Retailers don't run these cash machines out of the goodness of their hearts - they actually make money from them. They haven't gone public with exactly what they make from their machines, but we know that the ATM operator will pay them either by paying rental on the space, paying a flat fee, paying a percentage of each transaction - or a combination of all three.

In 2013, the government noted that the network had grown dramatically and presented them with a new way to make money, so it started to charge business rates on cash machines attached to shops. It sent bills to the supermarkets that were backdated to April 2010. The cost for each machine comes to an estimated £2,800, so the total bill for Sainsbury's, Tesco and Co-operative group runs to hundreds of millions of pounds.

To make matters worse, the recent revaluation of business rates has pushed the cost of operating ATMs even higher, so they will have to pay £206 million for the next five years.

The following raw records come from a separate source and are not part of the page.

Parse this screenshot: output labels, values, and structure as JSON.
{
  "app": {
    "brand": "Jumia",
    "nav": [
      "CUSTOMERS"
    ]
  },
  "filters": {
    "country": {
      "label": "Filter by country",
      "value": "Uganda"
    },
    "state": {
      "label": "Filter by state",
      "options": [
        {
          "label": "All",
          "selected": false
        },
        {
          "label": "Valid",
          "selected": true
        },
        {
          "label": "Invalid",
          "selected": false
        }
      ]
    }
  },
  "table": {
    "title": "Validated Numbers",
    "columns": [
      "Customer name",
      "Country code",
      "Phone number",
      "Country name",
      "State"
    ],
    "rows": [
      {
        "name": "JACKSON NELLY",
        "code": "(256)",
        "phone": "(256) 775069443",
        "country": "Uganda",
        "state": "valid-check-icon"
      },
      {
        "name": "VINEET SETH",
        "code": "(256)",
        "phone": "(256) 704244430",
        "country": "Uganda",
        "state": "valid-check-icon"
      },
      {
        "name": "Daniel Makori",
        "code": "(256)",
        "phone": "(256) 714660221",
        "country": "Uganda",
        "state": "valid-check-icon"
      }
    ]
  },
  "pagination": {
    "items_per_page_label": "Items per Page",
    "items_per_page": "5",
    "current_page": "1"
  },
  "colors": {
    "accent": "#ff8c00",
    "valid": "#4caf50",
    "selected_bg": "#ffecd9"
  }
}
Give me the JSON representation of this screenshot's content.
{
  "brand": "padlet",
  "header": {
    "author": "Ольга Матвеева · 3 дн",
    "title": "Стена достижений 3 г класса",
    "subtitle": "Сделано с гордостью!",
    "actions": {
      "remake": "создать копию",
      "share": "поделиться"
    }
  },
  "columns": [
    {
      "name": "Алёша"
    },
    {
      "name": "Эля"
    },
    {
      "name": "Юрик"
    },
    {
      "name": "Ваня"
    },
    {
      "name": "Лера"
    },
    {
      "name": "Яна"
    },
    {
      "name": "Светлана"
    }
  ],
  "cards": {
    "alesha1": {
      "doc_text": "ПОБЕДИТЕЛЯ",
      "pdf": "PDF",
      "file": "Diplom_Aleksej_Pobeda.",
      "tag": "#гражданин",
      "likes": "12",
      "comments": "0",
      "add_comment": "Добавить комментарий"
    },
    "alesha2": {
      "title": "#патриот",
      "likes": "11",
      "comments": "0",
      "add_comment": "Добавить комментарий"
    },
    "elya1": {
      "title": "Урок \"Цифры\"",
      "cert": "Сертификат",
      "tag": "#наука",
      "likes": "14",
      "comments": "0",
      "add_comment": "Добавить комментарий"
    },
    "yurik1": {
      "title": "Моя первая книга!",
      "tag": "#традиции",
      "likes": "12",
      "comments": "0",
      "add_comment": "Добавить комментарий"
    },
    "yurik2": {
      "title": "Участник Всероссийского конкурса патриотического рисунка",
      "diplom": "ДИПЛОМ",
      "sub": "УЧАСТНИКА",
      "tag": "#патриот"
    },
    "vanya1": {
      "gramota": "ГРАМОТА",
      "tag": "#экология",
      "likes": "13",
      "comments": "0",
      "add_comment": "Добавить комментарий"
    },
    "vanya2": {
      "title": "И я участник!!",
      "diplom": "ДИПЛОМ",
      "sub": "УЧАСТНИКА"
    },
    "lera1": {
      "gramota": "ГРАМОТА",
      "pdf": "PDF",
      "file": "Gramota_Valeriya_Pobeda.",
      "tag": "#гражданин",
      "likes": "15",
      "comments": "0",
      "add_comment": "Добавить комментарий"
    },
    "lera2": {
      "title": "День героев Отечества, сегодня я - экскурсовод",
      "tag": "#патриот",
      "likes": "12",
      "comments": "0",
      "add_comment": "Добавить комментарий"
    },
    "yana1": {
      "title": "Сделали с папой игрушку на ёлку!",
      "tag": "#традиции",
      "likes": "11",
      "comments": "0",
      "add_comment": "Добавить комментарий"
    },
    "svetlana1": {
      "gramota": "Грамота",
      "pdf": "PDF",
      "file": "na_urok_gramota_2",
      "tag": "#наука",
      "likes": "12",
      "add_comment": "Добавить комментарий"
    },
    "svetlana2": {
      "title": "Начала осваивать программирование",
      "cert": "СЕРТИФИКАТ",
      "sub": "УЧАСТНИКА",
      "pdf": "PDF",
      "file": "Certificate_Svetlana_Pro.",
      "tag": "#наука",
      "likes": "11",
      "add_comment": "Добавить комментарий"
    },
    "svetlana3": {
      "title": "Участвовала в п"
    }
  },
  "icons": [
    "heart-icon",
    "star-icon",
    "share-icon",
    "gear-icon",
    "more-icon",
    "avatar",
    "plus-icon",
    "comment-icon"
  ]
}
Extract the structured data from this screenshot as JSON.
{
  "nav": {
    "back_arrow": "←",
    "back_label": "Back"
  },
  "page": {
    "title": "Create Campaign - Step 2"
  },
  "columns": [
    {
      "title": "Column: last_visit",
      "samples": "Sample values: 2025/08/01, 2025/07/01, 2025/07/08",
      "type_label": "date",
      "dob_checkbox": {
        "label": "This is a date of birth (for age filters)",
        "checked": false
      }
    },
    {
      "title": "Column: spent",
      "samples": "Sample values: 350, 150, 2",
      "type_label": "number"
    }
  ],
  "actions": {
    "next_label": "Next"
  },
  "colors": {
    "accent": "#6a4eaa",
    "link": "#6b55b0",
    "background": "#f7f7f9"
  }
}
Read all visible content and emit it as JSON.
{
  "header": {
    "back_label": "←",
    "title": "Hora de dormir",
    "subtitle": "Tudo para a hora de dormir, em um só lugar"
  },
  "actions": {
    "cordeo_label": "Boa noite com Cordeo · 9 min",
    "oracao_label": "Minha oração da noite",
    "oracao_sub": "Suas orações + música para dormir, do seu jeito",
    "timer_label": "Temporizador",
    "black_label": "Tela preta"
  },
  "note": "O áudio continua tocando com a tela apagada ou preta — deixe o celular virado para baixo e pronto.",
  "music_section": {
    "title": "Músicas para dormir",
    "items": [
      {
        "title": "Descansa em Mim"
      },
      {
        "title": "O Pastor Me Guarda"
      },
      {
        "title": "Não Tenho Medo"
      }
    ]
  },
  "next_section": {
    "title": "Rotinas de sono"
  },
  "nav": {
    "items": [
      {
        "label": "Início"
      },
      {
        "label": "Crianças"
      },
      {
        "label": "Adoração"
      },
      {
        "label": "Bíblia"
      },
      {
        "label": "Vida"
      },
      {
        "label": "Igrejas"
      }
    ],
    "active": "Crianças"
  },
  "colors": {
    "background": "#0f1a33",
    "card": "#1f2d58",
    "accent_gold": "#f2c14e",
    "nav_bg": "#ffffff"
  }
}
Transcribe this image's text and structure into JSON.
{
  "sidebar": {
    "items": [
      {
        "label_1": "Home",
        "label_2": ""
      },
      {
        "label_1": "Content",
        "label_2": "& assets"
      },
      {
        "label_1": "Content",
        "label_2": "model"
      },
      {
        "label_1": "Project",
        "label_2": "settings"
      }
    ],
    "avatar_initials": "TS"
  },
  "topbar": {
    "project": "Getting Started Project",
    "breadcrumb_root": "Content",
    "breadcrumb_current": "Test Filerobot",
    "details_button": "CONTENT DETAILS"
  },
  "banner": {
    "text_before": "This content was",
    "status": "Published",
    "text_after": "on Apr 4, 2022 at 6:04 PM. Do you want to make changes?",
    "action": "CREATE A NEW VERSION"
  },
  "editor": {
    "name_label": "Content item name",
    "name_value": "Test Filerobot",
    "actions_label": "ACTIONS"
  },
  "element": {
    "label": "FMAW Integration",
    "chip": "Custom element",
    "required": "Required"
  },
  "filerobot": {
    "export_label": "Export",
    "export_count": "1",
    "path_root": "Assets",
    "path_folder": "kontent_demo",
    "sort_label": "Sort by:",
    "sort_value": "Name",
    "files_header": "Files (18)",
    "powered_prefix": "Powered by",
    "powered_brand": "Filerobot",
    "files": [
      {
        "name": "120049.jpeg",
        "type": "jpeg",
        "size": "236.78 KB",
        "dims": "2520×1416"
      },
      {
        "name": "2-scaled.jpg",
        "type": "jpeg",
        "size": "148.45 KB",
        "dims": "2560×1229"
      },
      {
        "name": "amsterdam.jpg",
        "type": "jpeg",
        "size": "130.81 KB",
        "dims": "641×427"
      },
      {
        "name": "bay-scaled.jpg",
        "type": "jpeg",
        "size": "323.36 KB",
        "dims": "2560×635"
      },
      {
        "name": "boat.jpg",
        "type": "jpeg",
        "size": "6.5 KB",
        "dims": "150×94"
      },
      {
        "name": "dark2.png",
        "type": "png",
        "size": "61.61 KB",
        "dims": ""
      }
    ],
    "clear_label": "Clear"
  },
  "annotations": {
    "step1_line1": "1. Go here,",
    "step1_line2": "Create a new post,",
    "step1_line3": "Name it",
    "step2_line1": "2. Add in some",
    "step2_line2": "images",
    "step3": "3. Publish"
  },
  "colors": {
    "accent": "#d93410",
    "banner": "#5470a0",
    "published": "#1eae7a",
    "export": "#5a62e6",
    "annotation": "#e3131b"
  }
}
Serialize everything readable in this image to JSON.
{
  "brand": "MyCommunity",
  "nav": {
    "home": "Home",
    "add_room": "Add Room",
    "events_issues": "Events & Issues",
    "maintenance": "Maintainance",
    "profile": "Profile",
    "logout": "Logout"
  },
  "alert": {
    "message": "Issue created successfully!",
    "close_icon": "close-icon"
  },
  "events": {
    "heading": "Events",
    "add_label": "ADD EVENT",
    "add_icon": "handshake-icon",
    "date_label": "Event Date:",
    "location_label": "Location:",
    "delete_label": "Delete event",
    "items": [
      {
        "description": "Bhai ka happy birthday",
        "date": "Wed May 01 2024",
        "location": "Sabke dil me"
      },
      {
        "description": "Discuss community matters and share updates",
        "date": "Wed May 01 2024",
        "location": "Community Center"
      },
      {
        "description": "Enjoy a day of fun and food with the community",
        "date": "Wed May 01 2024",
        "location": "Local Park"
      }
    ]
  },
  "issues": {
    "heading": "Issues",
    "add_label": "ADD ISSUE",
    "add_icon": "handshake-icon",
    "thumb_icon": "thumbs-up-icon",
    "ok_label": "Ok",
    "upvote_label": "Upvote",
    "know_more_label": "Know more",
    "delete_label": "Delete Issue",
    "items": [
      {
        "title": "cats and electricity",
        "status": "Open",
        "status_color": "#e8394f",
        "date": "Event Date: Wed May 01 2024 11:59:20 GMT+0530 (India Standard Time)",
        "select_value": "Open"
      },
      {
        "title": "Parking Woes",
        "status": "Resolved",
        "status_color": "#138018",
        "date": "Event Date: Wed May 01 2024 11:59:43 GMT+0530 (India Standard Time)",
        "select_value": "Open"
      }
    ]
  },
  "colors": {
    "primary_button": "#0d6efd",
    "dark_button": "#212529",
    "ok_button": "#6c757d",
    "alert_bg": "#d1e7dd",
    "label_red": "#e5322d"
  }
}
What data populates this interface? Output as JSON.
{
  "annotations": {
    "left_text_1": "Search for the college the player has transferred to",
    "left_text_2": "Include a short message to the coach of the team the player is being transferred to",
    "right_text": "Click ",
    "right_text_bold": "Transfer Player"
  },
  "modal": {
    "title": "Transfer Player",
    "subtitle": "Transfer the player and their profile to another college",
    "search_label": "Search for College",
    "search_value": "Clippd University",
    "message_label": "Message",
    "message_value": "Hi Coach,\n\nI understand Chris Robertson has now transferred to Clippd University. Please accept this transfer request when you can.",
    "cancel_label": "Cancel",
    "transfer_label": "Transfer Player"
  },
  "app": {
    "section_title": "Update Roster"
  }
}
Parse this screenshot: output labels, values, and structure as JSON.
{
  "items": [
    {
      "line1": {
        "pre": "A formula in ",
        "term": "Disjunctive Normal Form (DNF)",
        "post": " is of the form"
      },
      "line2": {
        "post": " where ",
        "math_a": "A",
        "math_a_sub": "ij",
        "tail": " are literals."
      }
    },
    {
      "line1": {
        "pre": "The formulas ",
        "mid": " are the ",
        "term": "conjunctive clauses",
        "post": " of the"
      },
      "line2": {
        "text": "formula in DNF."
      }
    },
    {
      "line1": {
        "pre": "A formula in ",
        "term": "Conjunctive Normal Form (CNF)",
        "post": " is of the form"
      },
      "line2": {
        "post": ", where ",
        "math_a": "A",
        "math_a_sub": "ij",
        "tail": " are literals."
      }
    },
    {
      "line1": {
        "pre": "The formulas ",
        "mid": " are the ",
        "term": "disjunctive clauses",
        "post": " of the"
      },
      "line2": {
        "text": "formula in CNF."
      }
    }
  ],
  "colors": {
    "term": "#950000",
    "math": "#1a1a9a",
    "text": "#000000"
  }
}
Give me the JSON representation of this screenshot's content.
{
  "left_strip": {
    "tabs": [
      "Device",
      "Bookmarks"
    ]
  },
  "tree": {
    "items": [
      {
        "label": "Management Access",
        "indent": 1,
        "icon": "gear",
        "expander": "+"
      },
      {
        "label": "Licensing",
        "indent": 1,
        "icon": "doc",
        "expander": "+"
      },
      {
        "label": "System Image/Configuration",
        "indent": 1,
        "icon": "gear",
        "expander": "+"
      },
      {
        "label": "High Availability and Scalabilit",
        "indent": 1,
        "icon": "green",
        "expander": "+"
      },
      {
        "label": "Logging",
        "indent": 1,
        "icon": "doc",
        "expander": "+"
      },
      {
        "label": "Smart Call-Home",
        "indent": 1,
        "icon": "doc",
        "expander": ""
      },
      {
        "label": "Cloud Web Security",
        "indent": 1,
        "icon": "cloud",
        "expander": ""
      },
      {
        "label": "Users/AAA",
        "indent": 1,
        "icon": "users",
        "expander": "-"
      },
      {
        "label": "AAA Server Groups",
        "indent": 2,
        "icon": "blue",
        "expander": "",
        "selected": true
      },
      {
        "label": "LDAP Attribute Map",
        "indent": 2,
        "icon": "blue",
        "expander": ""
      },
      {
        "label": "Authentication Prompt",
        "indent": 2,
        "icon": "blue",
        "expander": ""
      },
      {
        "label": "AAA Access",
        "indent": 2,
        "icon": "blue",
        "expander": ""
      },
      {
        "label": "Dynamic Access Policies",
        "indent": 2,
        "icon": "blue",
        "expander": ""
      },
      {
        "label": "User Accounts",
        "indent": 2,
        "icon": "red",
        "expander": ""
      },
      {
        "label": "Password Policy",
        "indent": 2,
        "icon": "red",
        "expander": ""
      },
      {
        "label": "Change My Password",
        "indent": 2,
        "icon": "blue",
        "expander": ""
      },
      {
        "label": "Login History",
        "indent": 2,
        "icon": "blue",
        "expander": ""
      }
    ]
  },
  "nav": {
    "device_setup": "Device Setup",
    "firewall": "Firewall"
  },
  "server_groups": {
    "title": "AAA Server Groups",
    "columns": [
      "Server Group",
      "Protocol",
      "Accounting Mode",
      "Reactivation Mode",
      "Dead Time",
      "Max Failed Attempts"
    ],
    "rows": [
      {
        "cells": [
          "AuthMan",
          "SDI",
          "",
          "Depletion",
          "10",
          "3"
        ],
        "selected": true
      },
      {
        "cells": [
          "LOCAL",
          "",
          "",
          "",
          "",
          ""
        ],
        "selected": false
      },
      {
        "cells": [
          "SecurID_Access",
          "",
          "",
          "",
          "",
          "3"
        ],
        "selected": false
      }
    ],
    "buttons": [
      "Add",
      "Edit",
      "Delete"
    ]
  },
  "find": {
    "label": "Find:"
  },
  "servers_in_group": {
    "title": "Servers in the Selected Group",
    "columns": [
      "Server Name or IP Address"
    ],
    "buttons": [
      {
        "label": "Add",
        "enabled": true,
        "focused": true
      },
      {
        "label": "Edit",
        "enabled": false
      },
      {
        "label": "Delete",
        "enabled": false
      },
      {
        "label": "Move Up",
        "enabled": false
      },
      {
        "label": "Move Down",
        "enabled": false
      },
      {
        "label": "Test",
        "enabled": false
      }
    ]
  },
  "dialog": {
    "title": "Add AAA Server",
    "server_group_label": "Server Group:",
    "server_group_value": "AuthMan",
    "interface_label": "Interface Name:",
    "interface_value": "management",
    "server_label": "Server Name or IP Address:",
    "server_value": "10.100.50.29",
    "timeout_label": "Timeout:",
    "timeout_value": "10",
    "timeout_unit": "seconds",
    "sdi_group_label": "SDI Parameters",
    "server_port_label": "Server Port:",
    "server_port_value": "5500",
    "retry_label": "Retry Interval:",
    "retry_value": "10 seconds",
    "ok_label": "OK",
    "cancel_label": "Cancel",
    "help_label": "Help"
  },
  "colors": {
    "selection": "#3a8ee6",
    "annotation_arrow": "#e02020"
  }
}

The supermarkets didn't take this lying down, and took the government to court in order to claw back the tax they had been forced to pay out on their cash machines. Unfortunately in April the courts decided in favour of the government - so the bills will have to be paid. They have now filed an appeal.

The impact

If this appeal fails, ATMs will become much less lucrative for the supermarkets, and for any petrol station or shop that currently offers a free ATM. It may put them off operating them altogether, and where they decide to continue providing the machines, it could mean they start charging a fee in order to cover their tax bills.

For many people, who have seen the last bank leave town, this could mean that aside from getting cashback in stores, they have no alternative to an ATM that charges a fee.

We will have to see whether the appeal succeeds, or whether for this group of people, the days of free ATMs are over forever.